A series of unexpected shocks left the Canadian economy reeling in 2003 and that had a negative effect on shipment volumes that was felt well into the third quarter.Despite a 5.2% jump in manufacturin...
A series of unexpected shocks left the Canadian economy reeling in 2003 and that had a negative effect on shipment volumes that was felt well into the third quarter.
Despite a 5.2% jump in manufacturing shipments in September, third quarter shipments were still down 0.4%, following a 3.9% drop in the second.
There is reason to hope for a strong rebound, however.
The first cause for optimism, particularly for the many mid-sized and large carriers that haul into the U.S., is the strong rebound of the American economy in the third quarter. The 7.2% GDP growth reported by the U.S. Department of Commerce marked the fastest pace of growth for the American economy since 1984 and sailed past what were already optimistic forecasts for the quarter. Even though most forecasts call for a pullback in the fourth quarter, the full year growth for the U.S. economy is still expected to come in at a healthy 4%.
As Peter Sacks of Toron Capital Markets points out , the U.S. “is the one economy that has shown time and again that it can turn around on a dime.”
Controlling almost 66% of Canada-U.S. trade, trucking is perfectly positioned to reap the benefits of an upsurge of exports to a revitalized U.S. market. Both merchandise exports to and imports from the U.S. market were up in September, recovering most of the declines experienced in August largely due to the power blackout in Ontario and the northeastern U.S., the latest (and hopefully final) shock for the Canadian economy in 2003. Canadian exports rose by 4.7% in September while imports rose 4.5%, according to the latest available Statistics Canada figures.

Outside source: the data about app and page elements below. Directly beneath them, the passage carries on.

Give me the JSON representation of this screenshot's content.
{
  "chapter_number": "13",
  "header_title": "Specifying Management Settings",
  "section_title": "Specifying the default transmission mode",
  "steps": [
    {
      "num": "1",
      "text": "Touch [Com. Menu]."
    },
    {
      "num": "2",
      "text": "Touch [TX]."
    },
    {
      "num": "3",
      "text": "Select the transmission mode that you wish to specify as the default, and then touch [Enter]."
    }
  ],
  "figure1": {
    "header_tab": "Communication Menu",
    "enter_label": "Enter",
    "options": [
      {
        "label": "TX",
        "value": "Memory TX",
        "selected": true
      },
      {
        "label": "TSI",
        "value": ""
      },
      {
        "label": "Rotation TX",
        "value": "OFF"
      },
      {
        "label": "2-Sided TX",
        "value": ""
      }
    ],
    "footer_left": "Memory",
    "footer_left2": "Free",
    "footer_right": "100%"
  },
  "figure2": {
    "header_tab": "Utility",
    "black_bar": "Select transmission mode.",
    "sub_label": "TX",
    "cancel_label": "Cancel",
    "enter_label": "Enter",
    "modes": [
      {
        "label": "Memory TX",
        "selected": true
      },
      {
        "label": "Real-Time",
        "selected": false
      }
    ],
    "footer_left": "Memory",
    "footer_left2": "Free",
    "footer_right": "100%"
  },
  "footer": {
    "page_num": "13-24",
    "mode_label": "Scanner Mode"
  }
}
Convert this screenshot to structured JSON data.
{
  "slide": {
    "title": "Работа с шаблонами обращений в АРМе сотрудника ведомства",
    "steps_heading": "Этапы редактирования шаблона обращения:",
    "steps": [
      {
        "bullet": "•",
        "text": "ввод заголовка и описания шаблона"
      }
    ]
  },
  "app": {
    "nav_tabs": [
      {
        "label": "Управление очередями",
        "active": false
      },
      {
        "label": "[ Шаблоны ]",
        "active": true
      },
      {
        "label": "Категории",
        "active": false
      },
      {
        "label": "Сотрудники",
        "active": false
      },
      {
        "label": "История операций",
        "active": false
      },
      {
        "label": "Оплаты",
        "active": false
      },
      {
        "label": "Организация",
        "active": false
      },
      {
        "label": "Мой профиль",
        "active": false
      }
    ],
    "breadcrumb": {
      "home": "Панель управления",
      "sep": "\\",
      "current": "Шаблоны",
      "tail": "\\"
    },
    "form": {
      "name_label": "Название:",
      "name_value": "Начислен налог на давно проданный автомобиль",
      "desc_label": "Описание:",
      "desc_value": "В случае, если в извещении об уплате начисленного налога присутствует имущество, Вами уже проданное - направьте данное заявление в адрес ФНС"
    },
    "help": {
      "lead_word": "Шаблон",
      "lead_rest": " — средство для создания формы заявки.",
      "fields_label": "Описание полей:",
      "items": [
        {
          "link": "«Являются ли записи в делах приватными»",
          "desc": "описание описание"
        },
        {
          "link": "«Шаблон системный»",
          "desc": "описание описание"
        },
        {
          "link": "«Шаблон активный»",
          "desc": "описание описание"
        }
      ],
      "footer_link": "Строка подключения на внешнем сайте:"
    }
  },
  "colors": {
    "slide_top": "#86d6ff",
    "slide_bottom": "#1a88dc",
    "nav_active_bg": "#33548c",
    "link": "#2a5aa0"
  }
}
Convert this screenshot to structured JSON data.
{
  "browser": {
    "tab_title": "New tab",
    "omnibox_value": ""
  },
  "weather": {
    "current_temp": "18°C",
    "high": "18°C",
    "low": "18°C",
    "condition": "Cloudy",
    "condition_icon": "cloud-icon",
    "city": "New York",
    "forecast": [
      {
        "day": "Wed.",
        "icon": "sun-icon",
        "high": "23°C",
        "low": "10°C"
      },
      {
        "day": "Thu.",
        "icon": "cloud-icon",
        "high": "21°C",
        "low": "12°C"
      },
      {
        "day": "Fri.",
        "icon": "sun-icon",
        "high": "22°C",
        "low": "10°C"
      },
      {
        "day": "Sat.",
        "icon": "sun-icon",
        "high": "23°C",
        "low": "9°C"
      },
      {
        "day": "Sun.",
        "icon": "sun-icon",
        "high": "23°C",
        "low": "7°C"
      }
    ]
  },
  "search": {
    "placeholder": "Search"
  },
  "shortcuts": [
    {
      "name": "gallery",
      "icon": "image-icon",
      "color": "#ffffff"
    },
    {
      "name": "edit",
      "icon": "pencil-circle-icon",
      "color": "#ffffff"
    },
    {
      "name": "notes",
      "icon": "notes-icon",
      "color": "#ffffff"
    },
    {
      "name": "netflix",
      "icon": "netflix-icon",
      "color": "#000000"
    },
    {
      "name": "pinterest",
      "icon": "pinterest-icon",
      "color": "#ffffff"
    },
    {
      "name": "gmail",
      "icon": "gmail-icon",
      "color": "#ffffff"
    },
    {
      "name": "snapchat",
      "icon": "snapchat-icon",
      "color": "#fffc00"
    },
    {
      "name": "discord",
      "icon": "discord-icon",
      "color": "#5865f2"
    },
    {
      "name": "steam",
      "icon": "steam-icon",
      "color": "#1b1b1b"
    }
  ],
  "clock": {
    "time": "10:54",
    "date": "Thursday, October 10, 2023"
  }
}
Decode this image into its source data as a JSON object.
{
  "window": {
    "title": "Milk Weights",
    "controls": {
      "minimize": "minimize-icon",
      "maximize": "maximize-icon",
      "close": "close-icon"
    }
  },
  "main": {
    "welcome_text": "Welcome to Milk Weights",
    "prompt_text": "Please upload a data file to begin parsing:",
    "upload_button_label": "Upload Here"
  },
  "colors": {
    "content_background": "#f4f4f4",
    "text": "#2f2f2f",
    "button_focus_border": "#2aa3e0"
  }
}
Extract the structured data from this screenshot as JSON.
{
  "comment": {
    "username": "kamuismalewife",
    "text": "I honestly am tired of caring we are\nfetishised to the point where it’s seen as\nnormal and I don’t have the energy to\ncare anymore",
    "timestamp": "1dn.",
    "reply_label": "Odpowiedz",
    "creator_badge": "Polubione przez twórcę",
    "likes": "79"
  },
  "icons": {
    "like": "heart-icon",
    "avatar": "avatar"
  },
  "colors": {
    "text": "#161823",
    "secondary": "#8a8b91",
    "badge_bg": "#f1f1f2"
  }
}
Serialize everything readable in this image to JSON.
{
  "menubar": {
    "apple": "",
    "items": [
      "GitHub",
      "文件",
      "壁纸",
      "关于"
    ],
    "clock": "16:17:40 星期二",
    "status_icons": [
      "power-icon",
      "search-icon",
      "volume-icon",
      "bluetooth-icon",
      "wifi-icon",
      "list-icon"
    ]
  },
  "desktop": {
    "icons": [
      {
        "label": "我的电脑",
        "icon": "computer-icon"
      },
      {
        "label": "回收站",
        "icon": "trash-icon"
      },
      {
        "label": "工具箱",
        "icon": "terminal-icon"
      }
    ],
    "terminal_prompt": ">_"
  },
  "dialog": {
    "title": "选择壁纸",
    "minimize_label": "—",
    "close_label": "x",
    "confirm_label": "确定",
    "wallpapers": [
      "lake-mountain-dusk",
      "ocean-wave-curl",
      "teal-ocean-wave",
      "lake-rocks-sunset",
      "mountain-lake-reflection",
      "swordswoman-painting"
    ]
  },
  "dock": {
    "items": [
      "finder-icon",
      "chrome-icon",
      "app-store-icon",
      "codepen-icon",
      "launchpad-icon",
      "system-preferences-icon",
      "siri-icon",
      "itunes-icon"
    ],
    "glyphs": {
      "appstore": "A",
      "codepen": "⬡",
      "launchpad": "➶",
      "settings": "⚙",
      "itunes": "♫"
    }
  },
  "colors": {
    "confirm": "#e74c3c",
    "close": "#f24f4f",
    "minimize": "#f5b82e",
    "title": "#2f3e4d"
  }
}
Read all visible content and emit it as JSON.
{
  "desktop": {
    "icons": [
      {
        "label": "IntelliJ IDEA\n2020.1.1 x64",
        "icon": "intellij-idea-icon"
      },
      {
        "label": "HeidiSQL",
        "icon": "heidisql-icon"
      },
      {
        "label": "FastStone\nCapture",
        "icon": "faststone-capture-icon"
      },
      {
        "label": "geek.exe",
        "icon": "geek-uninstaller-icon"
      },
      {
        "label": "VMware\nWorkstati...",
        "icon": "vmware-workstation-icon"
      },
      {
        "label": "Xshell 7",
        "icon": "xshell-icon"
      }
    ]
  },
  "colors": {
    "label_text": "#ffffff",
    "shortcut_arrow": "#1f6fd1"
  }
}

While almost half of the export jump in September stemmed from increased activity in the automotive sector, all industrial categories showed healthy gains going into the fourth quarter.
Of course, there is still concern about the impact of the high Canadian dollar on Canadian exports. But, according to money market analysts such as Sacks, those concerns should be alleviated within a few months.
“The trick is to survive the current bubble. By the first quarter of 2004 the Canadian dollar will fall to or below 75 cents U.S. Things will be a lot easier then,” Sacks predicts.
Certainly the domestic situation heading into the final quarter of 2003 and beyond is looking much improved.
The composite leading indicator rose 0.8% in September and 0.6% in October. That made for five straight months of improving economic conditions. Retail sales advanced 1.1% in the third quarter, after remaining essentially unchanged in the second (-0.1%). Wholesalers saw a slight decline (0.2%) in their sales in the third quarter but finished the quarter strong with a 6.1% increase in September. Of particular interest to carriers is the fact that manufacturing shipments in September soared to $43 billion, their highest level since March. And the increase was broadly based, as 17 of 21 manufacturing industries, representing 84% of total shipments, reported increases.
Manufacturers were also optimistic about their business prospects going into the fourth quarter. In October, 34% of the almost 4,000 manufacturers responding to Statistics Canada’s Quarterly Business Conditions Survey stated they would increase production in the fourth quarter, while 16% expected to decrease production. This marked the highest positive balance since April 2000. Part of their optimism stems from the fact that in September unfilled orders (the stock of orders that will contribute to future shipments) posted their first increase (1.1%) in over a year.
Carriers hauling for companies serving the primary metal, transportation equipment and food industries should be particularly bullish on shipment growth as these industries were the most optimistic about cranking up production.
Manufacturers spent much of the second and third quarters of 2003 cutting back on their inventories. They trimmed another 0.7% in September, marking the fifth consecutive decline. In fact, heading into the final quarter of the year, manufacturing inventories in Canada were at $60.9 billion, the lowest level since April 2000, according to Statistics Canada. That would indicate that there is room for manufacturers to begin rebuilding their inventory levels as the U.S. and Canadian economies rebound, which of course will contribute to shipment level increases.
Already by September stronger shipment activity coupled with the lower inventories mentioned was contributing to a notable drop in the inventory-to-shipment ratio, a measure of the time that would be required in order to exhaust inventories if shipments were to remain at their current levels.